==== Supplied information

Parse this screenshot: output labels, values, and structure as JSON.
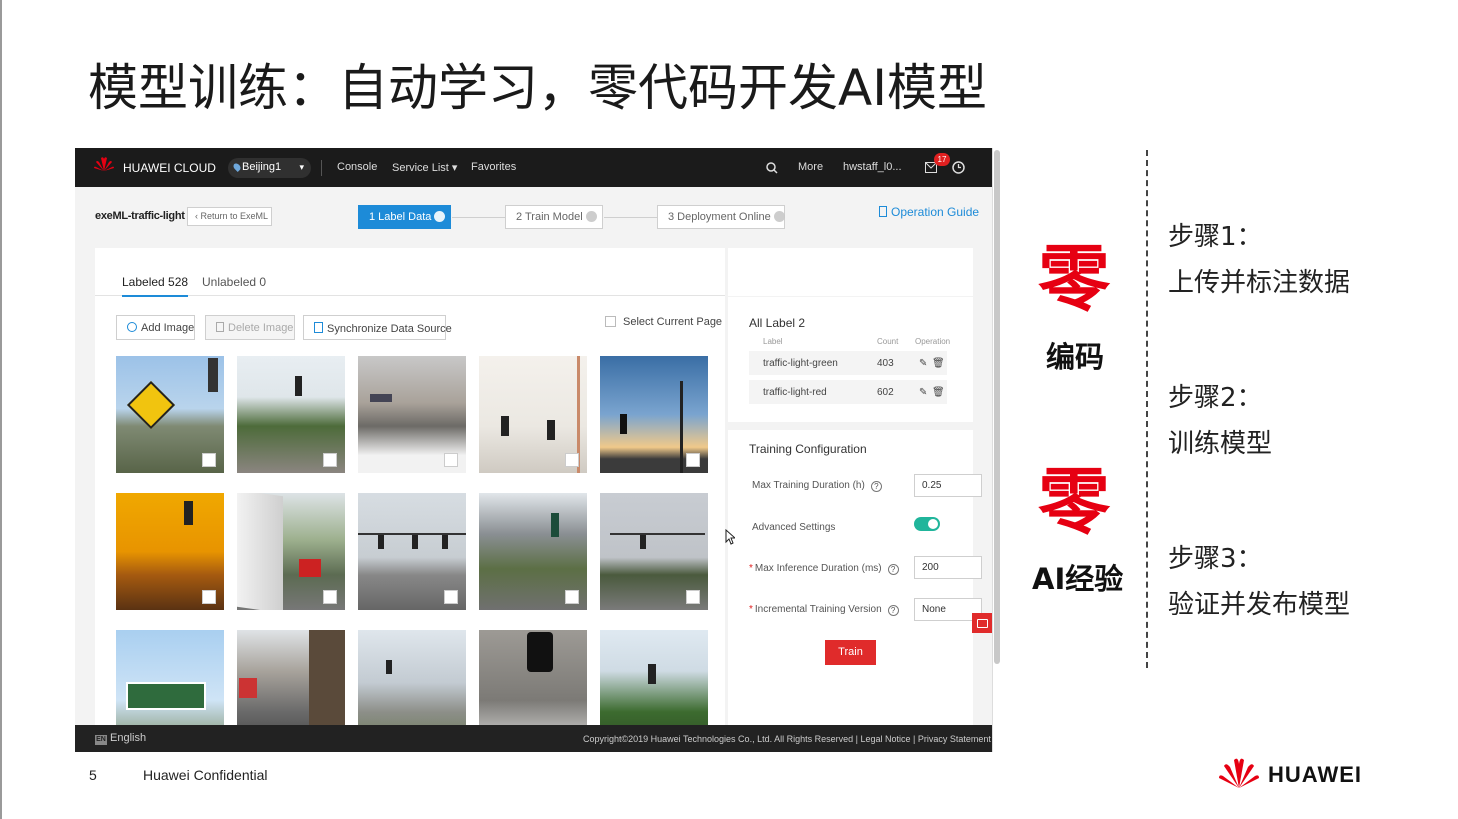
{
  "slide": {
    "title": "模型训练：自动学习，零代码开发AI模型",
    "page_number": "5",
    "confidential": "Huawei Confidential",
    "brand": "HUAWEI",
    "accent_color": "#e60012"
  },
  "zero_badges": [
    {
      "big": "零",
      "caption": "编码"
    },
    {
      "big": "零",
      "caption": "AI经验"
    }
  ],
  "steps": [
    {
      "title": "步骤1：",
      "desc": "上传并标注数据"
    },
    {
      "title": "步骤2：",
      "desc": "训练模型"
    },
    {
      "title": "步骤3：",
      "desc": "验证并发布模型"
    }
  ],
  "console": {
    "topnav": {
      "brand": "HUAWEI CLOUD",
      "region": "Beijing1",
      "console": "Console",
      "service_list": "Service List ▾",
      "favorites": "Favorites",
      "more": "More",
      "user": "hwstaff_l0...",
      "notification_count": "17"
    },
    "project": "exeML-traffic-light",
    "return_label": "Return to ExeML",
    "workflow": [
      "1 Label Data",
      "2 Train Model",
      "3 Deployment Online"
    ],
    "operation_guide": "Operation Guide",
    "tabs": [
      "Labeled 528",
      "Unlabeled 0"
    ],
    "actions": {
      "add": "Add Image",
      "delete": "Delete Image",
      "sync": "Synchronize Data Source",
      "select_page": "Select Current Page"
    },
    "labels": {
      "heading": "All Label  2",
      "columns": [
        "Label",
        "Count",
        "Operation"
      ],
      "rows": [
        {
          "label": "traffic-light-green",
          "count": "403"
        },
        {
          "label": "traffic-light-red",
          "count": "602"
        }
      ]
    },
    "training": {
      "heading": "Training Configuration",
      "max_duration_label": "Max Training Duration (h)",
      "max_duration_value": "0.25",
      "advanced_label": "Advanced Settings",
      "advanced_enabled": true,
      "inference_label": "Max Inference Duration (ms)",
      "inference_value": "200",
      "incremental_label": "Incremental Training Version",
      "incremental_value": "None",
      "train_button": "Train"
    },
    "footer": {
      "language": "English",
      "copyright": "Copyright©2019 Huawei Technologies Co., Ltd. All Rights Reserved  |  Legal Notice  |  Privacy Statement"
    }
  }
}
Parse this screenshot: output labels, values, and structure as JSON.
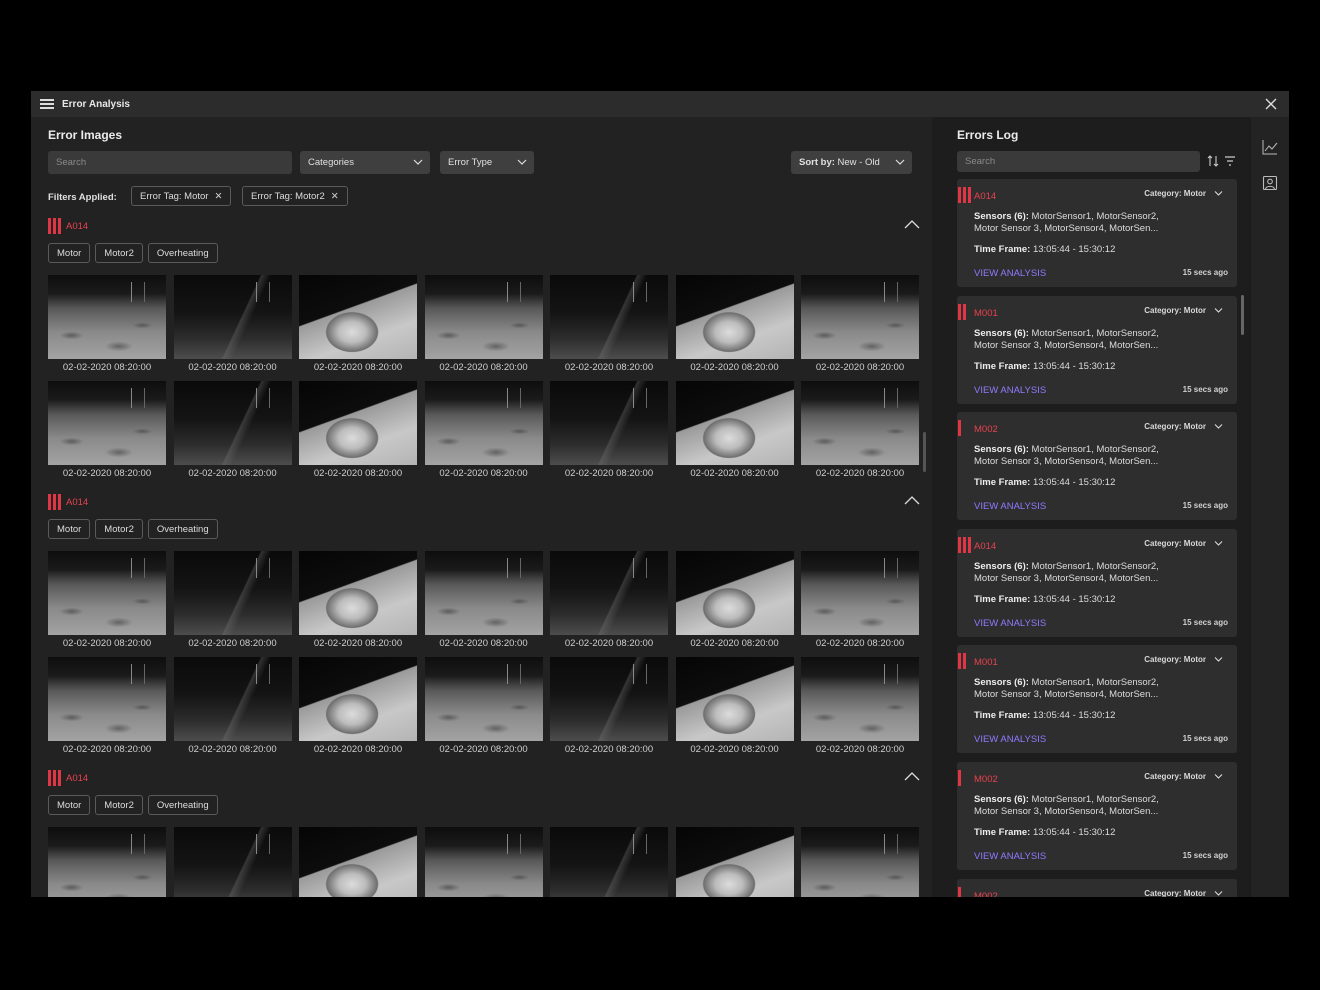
{
  "window": {
    "title": "Error Analysis"
  },
  "error_images": {
    "title": "Error Images",
    "search_placeholder": "Search",
    "categories_label": "Categories",
    "error_type_label": "Error Type",
    "sort_prefix": "Sort by:",
    "sort_value": "New - Old",
    "filters_label": "Filters Applied:",
    "filters": [
      "Error Tag: Motor",
      "Error Tag: Motor2"
    ],
    "groups": [
      {
        "id": "A014",
        "tags": [
          "Motor",
          "Motor2",
          "Overheating"
        ]
      },
      {
        "id": "A014",
        "tags": [
          "Motor",
          "Motor2",
          "Overheating"
        ]
      },
      {
        "id": "A014",
        "tags": [
          "Motor",
          "Motor2",
          "Overheating"
        ]
      }
    ],
    "thumb_pattern": [
      "floor",
      "dark",
      "rock",
      "floor",
      "dark",
      "rock",
      "floor"
    ],
    "timestamp": "02-02-2020 08:20:00"
  },
  "errors_log": {
    "title": "Errors Log",
    "search_placeholder": "Search",
    "sensors_label": "Sensors (6):",
    "timeframe_label": "Time Frame:",
    "view_analysis": "VIEW ANALYSIS",
    "entries": [
      {
        "id": "A014",
        "bars": 3,
        "category": "Category: Motor",
        "sensors": "MotorSensor1, MotorSensor2, Motor Sensor 3, MotorSensor4, MotorSen...",
        "time_frame": "13:05:44 - 15:30:12",
        "ago": "15 secs ago"
      },
      {
        "id": "M001",
        "bars": 2,
        "category": "Category: Motor",
        "sensors": "MotorSensor1, MotorSensor2, Motor Sensor 3, MotorSensor4, MotorSen...",
        "time_frame": "13:05:44 - 15:30:12",
        "ago": "15 secs ago"
      },
      {
        "id": "M002",
        "bars": 1,
        "category": "Category: Motor",
        "sensors": "MotorSensor1, MotorSensor2, Motor Sensor 3, MotorSensor4, MotorSen...",
        "time_frame": "13:05:44 - 15:30:12",
        "ago": "15 secs ago"
      },
      {
        "id": "A014",
        "bars": 3,
        "category": "Category: Motor",
        "sensors": "MotorSensor1, MotorSensor2, Motor Sensor 3, MotorSensor4, MotorSen...",
        "time_frame": "13:05:44 - 15:30:12",
        "ago": "15 secs ago"
      },
      {
        "id": "M001",
        "bars": 2,
        "category": "Category: Motor",
        "sensors": "MotorSensor1, MotorSensor2, Motor Sensor 3, MotorSensor4, MotorSen...",
        "time_frame": "13:05:44 - 15:30:12",
        "ago": "15 secs ago"
      },
      {
        "id": "M002",
        "bars": 1,
        "category": "Category: Motor",
        "sensors": "MotorSensor1, MotorSensor2, Motor Sensor 3, MotorSensor4, MotorSen...",
        "time_frame": "13:05:44 - 15:30:12",
        "ago": "15 secs ago"
      },
      {
        "id": "M002",
        "bars": 1,
        "category": "Category: Motor",
        "sensors": "",
        "time_frame": "",
        "ago": ""
      }
    ]
  },
  "icons": {
    "menu": "hamburger-icon",
    "close": "close-icon",
    "sort": "sort-icon",
    "filter": "filter-icon",
    "rail": [
      "line-chart-icon",
      "profile-card-icon"
    ]
  },
  "colors": {
    "accent_red": "#e03545",
    "link_purple": "#8f7bff",
    "background": "#222222"
  }
}
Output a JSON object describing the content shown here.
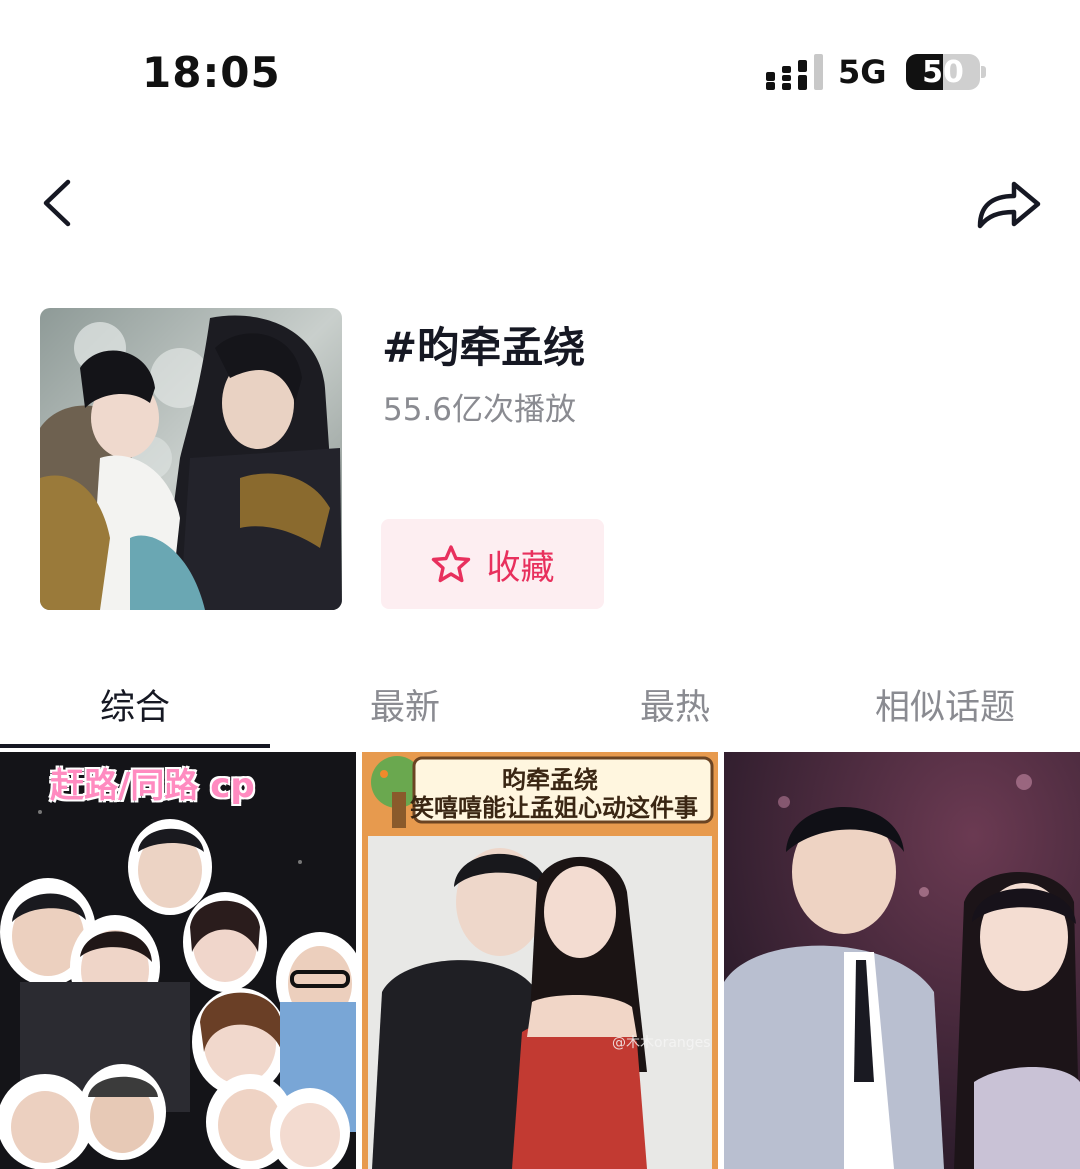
{
  "status_bar": {
    "time": "18:05",
    "network": "5G",
    "battery": "50",
    "battery_level": 0.5
  },
  "nav": {
    "back_icon": "chevron-left-icon",
    "share_icon": "share-arrow-icon"
  },
  "topic": {
    "title": "#昀牵孟绕",
    "play_count": "55.6亿次播放",
    "favorite_label": "收藏",
    "favorite_icon": "star-outline-icon"
  },
  "tabs": [
    {
      "label": "综合",
      "active": true
    },
    {
      "label": "最新",
      "active": false
    },
    {
      "label": "最热",
      "active": false
    },
    {
      "label": "相似话题",
      "active": false
    }
  ],
  "videos": [
    {
      "caption_top": "赶路/同路 cp"
    },
    {
      "caption_line1": "昀牵孟绕",
      "caption_line2": "笑嘻嘻能让孟姐心动这件事",
      "watermark": "@木木oranges"
    },
    {}
  ],
  "colors": {
    "accent": "#e8305d",
    "accent_bg": "#fdeef1",
    "text_primary": "#161823",
    "text_secondary": "#8a8b91"
  }
}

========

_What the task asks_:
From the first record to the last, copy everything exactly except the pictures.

_Solution to the exercise_:
Parse this screenshot: output labels, values, and structure as JSON.
{
  "slide": {
    "title": "模型训练：自动学习，零代码开发AI模型",
    "page_number": "5",
    "confidential": "Huawei Confidential",
    "brand": "HUAWEI",
    "accent_color": "#e60012"
  },
  "zero_badges": [
    {
      "big": "零",
      "caption": "编码"
    },
    {
      "big": "零",
      "caption": "AI经验"
    }
  ],
  "steps": [
    {
      "title": "步骤1：",
      "desc": "上传并标注数据"
    },
    {
      "title": "步骤2：",
      "desc": "训练模型"
    },
    {
      "title": "步骤3：",
      "desc": "验证并发布模型"
    }
  ],
  "console": {
    "topnav": {
      "brand": "HUAWEI CLOUD",
      "region": "Beijing1",
      "console": "Console",
      "service_list": "Service List ▾",
      "favorites": "Favorites",
      "more": "More",
      "user": "hwstaff_l0...",
      "notification_count": "17"
    },
    "project": "exeML-traffic-light",
    "return_label": "Return to ExeML",
    "workflow": [
      "1 Label Data",
      "2 Train Model",
      "3 Deployment Online"
    ],
    "operation_guide": "Operation Guide",
    "tabs": [
      "Labeled 528",
      "Unlabeled 0"
    ],
    "actions": {
      "add": "Add Image",
      "delete": "Delete Image",
      "sync": "Synchronize Data Source",
      "select_page": "Select Current Page"
    },
    "labels": {
      "heading": "All Label  2",
      "columns": [
        "Label",
        "Count",
        "Operation"
      ],
      "rows": [
        {
          "label": "traffic-light-green",
          "count": "403"
        },
        {
          "label": "traffic-light-red",
          "count": "602"
        }
      ]
    },
    "training": {
      "heading": "Training Configuration",
      "max_duration_label": "Max Training Duration (h)",
      "max_duration_value": "0.25",
      "advanced_label": "Advanced Settings",
      "advanced_enabled": true,
      "inference_label": "Max Inference Duration (ms)",
      "inference_value": "200",
      "incremental_label": "Incremental Training Version",
      "incremental_value": "None",
      "train_button": "Train"
    },
    "footer": {
      "language": "English",
      "copyright": "Copyright©2019 Huawei Technologies Co., Ltd. All Rights Reserved  |  Legal Notice  |  Privacy Statement"
    }
  }
}
Parse this screenshot: output labels, values, and structure as JSON.
{
  "window": {
    "title": "Error Analysis"
  },
  "error_images": {
    "title": "Error Images",
    "search_placeholder": "Search",
    "categories_label": "Categories",
    "error_type_label": "Error Type",
    "sort_prefix": "Sort by:",
    "sort_value": "New - Old",
    "filters_label": "Filters Applied:",
    "filters": [
      "Error Tag: Motor",
      "Error Tag: Motor2"
    ],
    "groups": [
      {
        "id": "A014",
        "tags": [
          "Motor",
          "Motor2",
          "Overheating"
        ]
      },
      {
        "id": "A014",
        "tags": [
          "Motor",
          "Motor2",
          "Overheating"
        ]
      },
      {
        "id": "A014",
        "tags": [
          "Motor",
          "Motor2",
          "Overheating"
        ]
      }
    ],
    "thumb_pattern": [
      "floor",
      "dark",
      "rock",
      "floor",
      "dark",
      "rock",
      "floor"
    ],
    "timestamp": "02-02-2020 08:20:00"
  },
  "errors_log": {
    "title": "Errors Log",
    "search_placeholder": "Search",
    "sensors_label": "Sensors (6):",
    "timeframe_label": "Time Frame:",
    "view_analysis": "VIEW ANALYSIS",
    "entries": [
      {
        "id": "A014",
        "bars": 3,
        "category": "Category: Motor",
        "sensors": "MotorSensor1, MotorSensor2, Motor Sensor 3, MotorSensor4, MotorSen...",
        "time_frame": "13:05:44 - 15:30:12",
        "ago": "15 secs ago"
      },
      {
        "id": "M001",
        "bars": 2,
        "category": "Category: Motor",
        "sensors": "MotorSensor1, MotorSensor2, Motor Sensor 3, MotorSensor4, MotorSen...",
        "time_frame": "13:05:44 - 15:30:12",
        "ago": "15 secs ago"
      },
      {
        "id": "M002",
        "bars": 1,
        "category": "Category: Motor",
        "sensors": "MotorSensor1, MotorSensor2, Motor Sensor 3, MotorSensor4, MotorSen...",
        "time_frame": "13:05:44 - 15:30:12",
        "ago": "15 secs ago"
      },
      {
        "id": "A014",
        "bars": 3,
        "category": "Category: Motor",
        "sensors": "MotorSensor1, MotorSensor2, Motor Sensor 3, MotorSensor4, MotorSen...",
        "time_frame": "13:05:44 - 15:30:12",
        "ago": "15 secs ago"
      },
      {
        "id": "M001",
        "bars": 2,
        "category": "Category: Motor",
        "sensors": "MotorSensor1, MotorSensor2, Motor Sensor 3, MotorSensor4, MotorSen...",
        "time_frame": "13:05:44 - 15:30:12",
        "ago": "15 secs ago"
      },
      {
        "id": "M002",
        "bars": 1,
        "category": "Category: Motor",
        "sensors": "MotorSensor1, MotorSensor2, Motor Sensor 3, MotorSensor4, MotorSen...",
        "time_frame": "13:05:44 - 15:30:12",
        "ago": "15 secs ago"
      },
      {
        "id": "M002",
        "bars": 1,
        "category": "Category: Motor",
        "sensors": "",
        "time_frame": "",
        "ago": ""
      }
    ]
  },
  "icons": {
    "menu": "hamburger-icon",
    "close": "close-icon",
    "sort": "sort-icon",
    "filter": "filter-icon",
    "rail": [
      "line-chart-icon",
      "profile-card-icon"
    ]
  },
  "colors": {
    "accent_red": "#e03545",
    "link_purple": "#8f7bff",
    "background": "#222222"
  }
}
Output a JSON object describing the content shown here.
{
  "status_bar": {
    "time": "18:05",
    "network": "5G",
    "battery": "50",
    "battery_level": 0.5
  },
  "nav": {
    "back_icon": "chevron-left-icon",
    "share_icon": "share-arrow-icon"
  },
  "topic": {
    "title": "#昀牵孟绕",
    "play_count": "55.6亿次播放",
    "favorite_label": "收藏",
    "favorite_icon": "star-outline-icon"
  },
  "tabs": [
    {
      "label": "综合",
      "active": true
    },
    {
      "label": "最新",
      "active": false
    },
    {
      "label": "最热",
      "active": false
    },
    {
      "label": "相似话题",
      "active": false
    }
  ],
  "videos": [
    {
      "caption_top": "赶路/同路 cp"
    },
    {
      "caption_line1": "昀牵孟绕",
      "caption_line2": "笑嘻嘻能让孟姐心动这件事",
      "watermark": "@木木oranges"
    },
    {}
  ],
  "colors": {
    "accent": "#e8305d",
    "accent_bg": "#fdeef1",
    "text_primary": "#161823",
    "text_secondary": "#8a8b91"
  }
}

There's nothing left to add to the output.